ARTICHOKES SALSA VERDE
1 can (8 1/2 ounces) artichoke hearts
4 tablespoons olive oil
2 tablespoons lemon juice
1 tablespoon chopped fresh parsley
1/2 teaspoon marjoram
1/4 teaspoon tarragon
Drain artichokes and place in serving dish. Combine remaining ingredients separately and pour over artichokes. Refrigerate for 2 hours and serve chilled.
1 pound scallions, cleaned with some green left on
1 cup white vinegar
1 cup sugar
1 cup raisins
Dash each of nutmeg and cinnamon
1/8 teaspoon cracked black pepper
1/2 teaspoon paprika
Bring all ingredients except scallions to a boil in medium saucepan, stir well then simmer until slightly thickened. Pour hot over scallions and refrigerate 2 hours. Toss gently and serve cold.
2 cans (2-ounce size) flat, unstuffed anchovies
2 tablespoons chopped fresh parsley
3 tablespoons chopped shallots
1 tablespoon tarragon vinegar
Drain oil from cans and mix with remaining ingredients. Arrange anchovies in serving dish and pour marinade over. Refrigerate 4 hours and serve cold.
(4 to 6 servings)
1 cup green olives
1/4 cup cider vinegar
1/4 cup olive oil
2 tablespoons chopped chives
2 cloves garlic, minced
1 teaspoon cracked black pepper
Crush olives slightly with a large spoon. Toss with remaining ingredients and pour into serving dish. Refrigerate-4 hours and serve cold.
1 pound fresh smelt or other small fish, cleaned
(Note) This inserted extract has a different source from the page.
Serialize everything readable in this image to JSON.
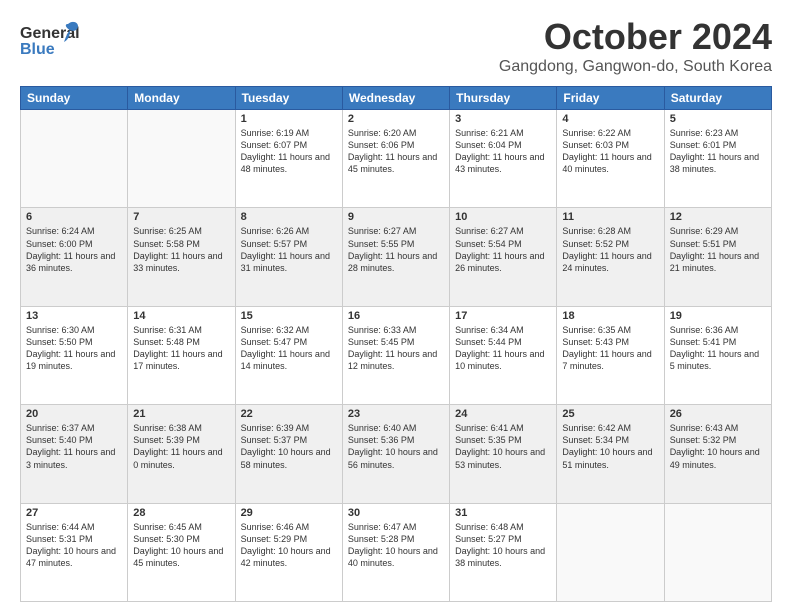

3/4 cup olive oil
1/2 cup salad oil
1 medium carrot, sliced
1 medium onion, sliced in thin rings
6 cloves garlic, minced
1 cup cider vinegar
1/2 cup water
1 teaspoon salt
1/2 teaspoon black pepper
1 bay leaft
Fry fish in combined oils until cooked through. Check often for sticking. Drain and arrange gently in a glass serving dish. In remaining oil, saute onion, carrot and garlic for 2 minutes. Reduce heat, add remaining ingredients and simmer 10 minutes. Pour over fish and refrigerate 24 hours. Serve cold. CAPTION: Picture, Tapas bars and cafes are common throughout Spanish cities and villages.